_Problem_
Without including any pictures, copy each entry below exactly.
BEGIN Supplied material
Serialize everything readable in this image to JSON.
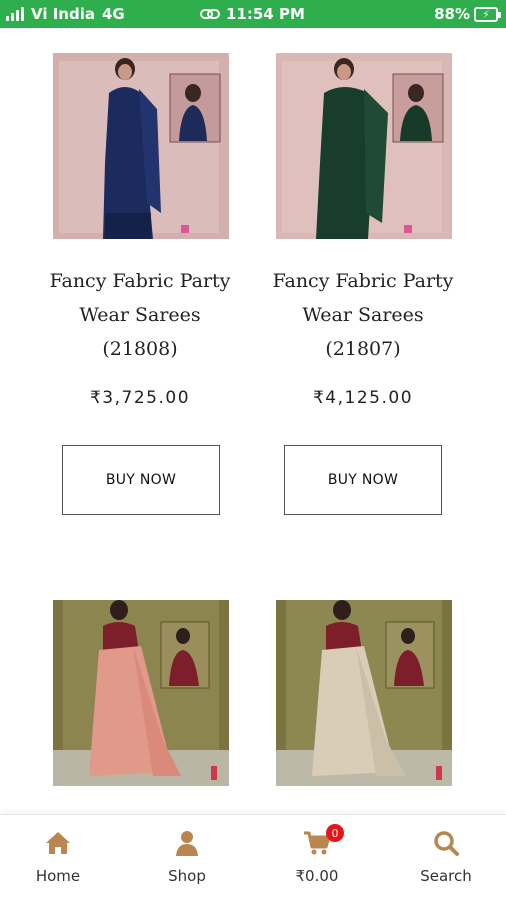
{
  "status_bar": {
    "carrier": "Vi India",
    "network": "4G",
    "time": "11:54 PM",
    "battery": "88%"
  },
  "products": [
    {
      "title_line1": "Fancy Fabric Party",
      "title_line2": "Wear Sarees",
      "title_line3": "(21808)",
      "price": "₹3,725.00",
      "button": "BUY NOW"
    },
    {
      "title_line1": "Fancy Fabric Party",
      "title_line2": "Wear Sarees",
      "title_line3": "(21807)",
      "price": "₹4,125.00",
      "button": "BUY NOW"
    }
  ],
  "bottom_nav": {
    "home": "Home",
    "shop": "Shop",
    "cart_total": "₹0.00",
    "cart_count": "0",
    "search": "Search",
    "icon_color": "#b8864e"
  },
  "colors": {
    "status_bar": "#2fae4e"
  }
}
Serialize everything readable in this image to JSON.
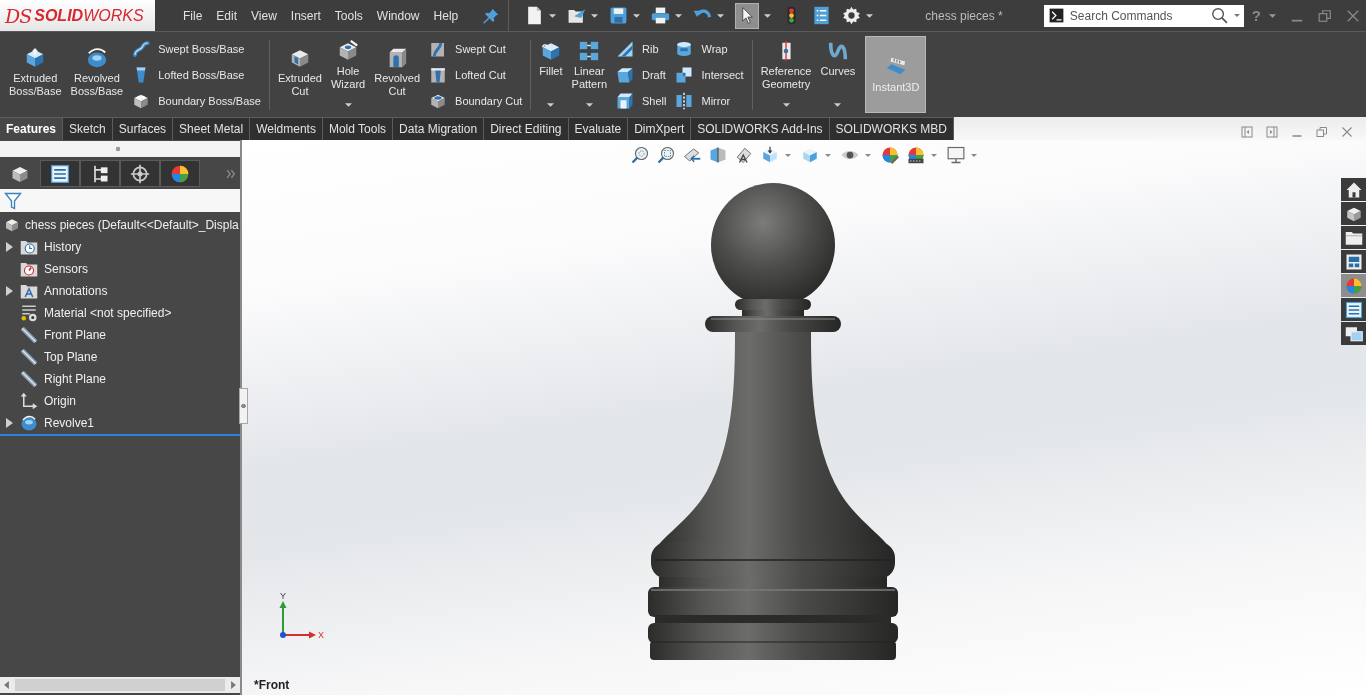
{
  "title_bar": {
    "logo_mark": "DS",
    "logo": "**SOLID**WORKS",
    "menu": [
      "File",
      "Edit",
      "View",
      "Insert",
      "Tools",
      "Window",
      "Help"
    ],
    "quick_access": [
      {
        "dropdown": true,
        "selected": false
      },
      {
        "dropdown": true,
        "selected": false
      },
      {
        "dropdown": true,
        "selected": false
      },
      {
        "dropdown": true,
        "selected": false
      },
      {
        "dropdown": true,
        "selected": false
      },
      {
        "dropdown": true,
        "selected": true
      },
      {
        "dropdown": false,
        "selected": false
      },
      {
        "dropdown": false,
        "selected": false
      },
      {
        "dropdown": true,
        "selected": false
      }
    ],
    "document_title": "chess pieces *",
    "search": {
      "placeholder": "Search Commands"
    },
    "help": "?"
  },
  "ribbon": {
    "groups": [
      {
        "columns": [
          {
            "kind": "large",
            "label": "Extruded Boss/Base",
            "dropdown": false,
            "selected": false
          },
          {
            "kind": "large",
            "label": "Revolved Boss/Base",
            "dropdown": false,
            "selected": false
          },
          {
            "kind": "stack",
            "items": [
              "Swept Boss/Base",
              "Lofted Boss/Base",
              "Boundary Boss/Base"
            ]
          }
        ]
      },
      {
        "columns": [
          {
            "kind": "large",
            "label": "Extruded Cut",
            "dropdown": false,
            "selected": false
          },
          {
            "kind": "large",
            "label": "Hole Wizard",
            "dropdown": true,
            "selected": false
          },
          {
            "kind": "large",
            "label": "Revolved Cut",
            "dropdown": false,
            "selected": false
          },
          {
            "kind": "stack",
            "items": [
              "Swept Cut",
              "Lofted Cut",
              "Boundary Cut"
            ]
          }
        ]
      },
      {
        "columns": [
          {
            "kind": "large",
            "label": "Fillet",
            "dropdown": true,
            "selected": false
          },
          {
            "kind": "large",
            "label": "Linear Pattern",
            "dropdown": true,
            "selected": false
          },
          {
            "kind": "stack",
            "items": [
              "Rib",
              "Draft",
              "Shell"
            ]
          },
          {
            "kind": "stack",
            "items": [
              "Wrap",
              "Intersect",
              "Mirror"
            ]
          }
        ]
      },
      {
        "columns": [
          {
            "kind": "large",
            "label": "Reference Geometry",
            "dropdown": true,
            "selected": false
          },
          {
            "kind": "large",
            "label": "Curves",
            "dropdown": true,
            "selected": false
          },
          {
            "kind": "large",
            "label": "Instant3D",
            "dropdown": false,
            "selected": true
          }
        ]
      }
    ]
  },
  "command_tabs": [
    {
      "label": "Features",
      "selected": true
    },
    {
      "label": "Sketch",
      "selected": false
    },
    {
      "label": "Surfaces",
      "selected": false
    },
    {
      "label": "Sheet Metal",
      "selected": false
    },
    {
      "label": "Weldments",
      "selected": false
    },
    {
      "label": "Mold Tools",
      "selected": false
    },
    {
      "label": "Data Migration",
      "selected": false
    },
    {
      "label": "Direct Editing",
      "selected": false
    },
    {
      "label": "Evaluate",
      "selected": false
    },
    {
      "label": "DimXpert",
      "selected": false
    },
    {
      "label": "SOLIDWORKS Add-Ins",
      "selected": false
    },
    {
      "label": "SOLIDWORKS MBD",
      "selected": false
    }
  ],
  "feature_manager": {
    "tabs": [
      {
        "selected": true
      },
      {
        "selected": false
      },
      {
        "selected": false
      },
      {
        "selected": false
      },
      {
        "selected": false
      }
    ],
    "root": "chess pieces (Default<<Default>_Displa",
    "items": [
      {
        "label": "History",
        "expandable": true,
        "expanded": false
      },
      {
        "label": "Sensors",
        "expandable": false,
        "expanded": false
      },
      {
        "label": "Annotations",
        "expandable": true,
        "expanded": false
      },
      {
        "label": "Material <not specified>",
        "expandable": false,
        "expanded": false
      },
      {
        "label": "Front Plane",
        "expandable": false,
        "expanded": false
      },
      {
        "label": "Top Plane",
        "expandable": false,
        "expanded": false
      },
      {
        "label": "Right Plane",
        "expandable": false,
        "expanded": false
      },
      {
        "label": "Origin",
        "expandable": false,
        "expanded": false
      },
      {
        "label": "Revolve1",
        "expandable": true,
        "expanded": false
      }
    ]
  },
  "viewport": {
    "heads_up_toolbar": [
      {
        "dropdown": false
      },
      {
        "dropdown": false
      },
      {
        "dropdown": false
      },
      {
        "dropdown": false
      },
      {
        "dropdown": false
      },
      {
        "dropdown": true
      },
      {
        "dropdown": true
      },
      {
        "dropdown": true
      },
      {
        "dropdown": false
      },
      {
        "dropdown": true
      },
      {
        "dropdown": true
      }
    ],
    "task_pane": [
      {
        "selected": false
      },
      {
        "selected": false
      },
      {
        "selected": false
      },
      {
        "selected": false
      },
      {
        "selected": true
      },
      {
        "selected": false
      },
      {
        "selected": false
      }
    ],
    "triad": {
      "x_label": "X",
      "y_label": "Y"
    },
    "view_name": "*Front"
  }
}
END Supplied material
_Written response_
Serialize everything readable in this image to JSON.
{
  "status_bar": {
    "carrier": "Vi India",
    "network": "4G",
    "time": "11:54 PM",
    "battery": "88%"
  },
  "products": [
    {
      "title_line1": "Fancy Fabric Party",
      "title_line2": "Wear Sarees",
      "title_line3": "(21808)",
      "price": "₹3,725.00",
      "button": "BUY NOW"
    },
    {
      "title_line1": "Fancy Fabric Party",
      "title_line2": "Wear Sarees",
      "title_line3": "(21807)",
      "price": "₹4,125.00",
      "button": "BUY NOW"
    }
  ],
  "bottom_nav": {
    "home": "Home",
    "shop": "Shop",
    "cart_total": "₹0.00",
    "cart_count": "0",
    "search": "Search",
    "icon_color": "#b8864e"
  },
  "colors": {
    "status_bar": "#2fae4e"
  }
}
Serialize everything readable in this image to JSON.
{
  "title_bar": {
    "logo_mark": "DS",
    "logo": "**SOLID**WORKS",
    "menu": [
      "File",
      "Edit",
      "View",
      "Insert",
      "Tools",
      "Window",
      "Help"
    ],
    "quick_access": [
      {
        "dropdown": true,
        "selected": false
      },
      {
        "dropdown": true,
        "selected": false
      },
      {
        "dropdown": true,
        "selected": false
      },
      {
        "dropdown": true,
        "selected": false
      },
      {
        "dropdown": true,
        "selected": false
      },
      {
        "dropdown": true,
        "selected": true
      },
      {
        "dropdown": false,
        "selected": false
      },
      {
        "dropdown": false,
        "selected": false
      },
      {
        "dropdown": true,
        "selected": false
      }
    ],
    "document_title": "chess pieces *",
    "search": {
      "placeholder": "Search Commands"
    },
    "help": "?"
  },
  "ribbon": {
    "groups": [
      {
        "columns": [
          {
            "kind": "large",
            "label": "Extruded Boss/Base",
            "dropdown": false,
            "selected": false
          },
          {
            "kind": "large",
            "label": "Revolved Boss/Base",
            "dropdown": false,
            "selected": false
          },
          {
            "kind": "stack",
            "items": [
              "Swept Boss/Base",
              "Lofted Boss/Base",
              "Boundary Boss/Base"
            ]
          }
        ]
      },
      {
        "columns": [
          {
            "kind": "large",
            "label": "Extruded Cut",
            "dropdown": false,
            "selected": false
          },
          {
            "kind": "large",
            "label": "Hole Wizard",
            "dropdown": true,
            "selected": false
          },
          {
            "kind": "large",
            "label": "Revolved Cut",
            "dropdown": false,
            "selected": false
          },
          {
            "kind": "stack",
            "items": [
              "Swept Cut",
              "Lofted Cut",
              "Boundary Cut"
            ]
          }
        ]
      },
      {
        "columns": [
          {
            "kind": "large",
            "label": "Fillet",
            "dropdown": true,
            "selected": false
          },
          {
            "kind": "large",
            "label": "Linear Pattern",
            "dropdown": true,
            "selected": false
          },
          {
            "kind": "stack",
            "items": [
              "Rib",
              "Draft",
              "Shell"
            ]
          },
          {
            "kind": "stack",
            "items": [
              "Wrap",
              "Intersect",
              "Mirror"
            ]
          }
        ]
      },
      {
        "columns": [
          {
            "kind": "large",
            "label": "Reference Geometry",
            "dropdown": true,
            "selected": false
          },
          {
            "kind": "large",
            "label": "Curves",
            "dropdown": true,
            "selected": false
          },
          {
            "kind": "large",
            "label": "Instant3D",
            "dropdown": false,
            "selected": true
          }
        ]
      }
    ]
  },
  "command_tabs": [
    {
      "label": "Features",
      "selected": true
    },
    {
      "label": "Sketch",
      "selected": false
    },
    {
      "label": "Surfaces",
      "selected": false
    },
    {
      "label": "Sheet Metal",
      "selected": false
    },
    {
      "label": "Weldments",
      "selected": false
    },
    {
      "label": "Mold Tools",
      "selected": false
    },
    {
      "label": "Data Migration",
      "selected": false
    },
    {
      "label": "Direct Editing",
      "selected": false
    },
    {
      "label": "Evaluate",
      "selected": false
    },
    {
      "label": "DimXpert",
      "selected": false
    },
    {
      "label": "SOLIDWORKS Add-Ins",
      "selected": false
    },
    {
      "label": "SOLIDWORKS MBD",
      "selected": false
    }
  ],
  "feature_manager": {
    "tabs": [
      {
        "selected": true
      },
      {
        "selected": false
      },
      {
        "selected": false
      },
      {
        "selected": false
      },
      {
        "selected": false
      }
    ],
    "root": "chess pieces (Default<<Default>_Displa",
    "items": [
      {
        "label": "History",
        "expandable": true,
        "expanded": false
      },
      {
        "label": "Sensors",
        "expandable": false,
        "expanded": false
      },
      {
        "label": "Annotations",
        "expandable": true,
        "expanded": false
      },
      {
        "label": "Material <not specified>",
        "expandable": false,
        "expanded": false
      },
      {
        "label": "Front Plane",
        "expandable": false,
        "expanded": false
      },
      {
        "label": "Top Plane",
        "expandable": false,
        "expanded": false
      },
      {
        "label": "Right Plane",
        "expandable": false,
        "expanded": false
      },
      {
        "label": "Origin",
        "expandable": false,
        "expanded": false
      },
      {
        "label": "Revolve1",
        "expandable": true,
        "expanded": false
      }
    ]
  },
  "viewport": {
    "heads_up_toolbar": [
      {
        "dropdown": false
      },
      {
        "dropdown": false
      },
      {
        "dropdown": false
      },
      {
        "dropdown": false
      },
      {
        "dropdown": false
      },
      {
        "dropdown": true
      },
      {
        "dropdown": true
      },
      {
        "dropdown": true
      },
      {
        "dropdown": false
      },
      {
        "dropdown": true
      },
      {
        "dropdown": true
      }
    ],
    "task_pane": [
      {
        "selected": false
      },
      {
        "selected": false
      },
      {
        "selected": false
      },
      {
        "selected": false
      },
      {
        "selected": true
      },
      {
        "selected": false
      },
      {
        "selected": false
      }
    ],
    "triad": {
      "x_label": "X",
      "y_label": "Y"
    },
    "view_name": "*Front"
  }
}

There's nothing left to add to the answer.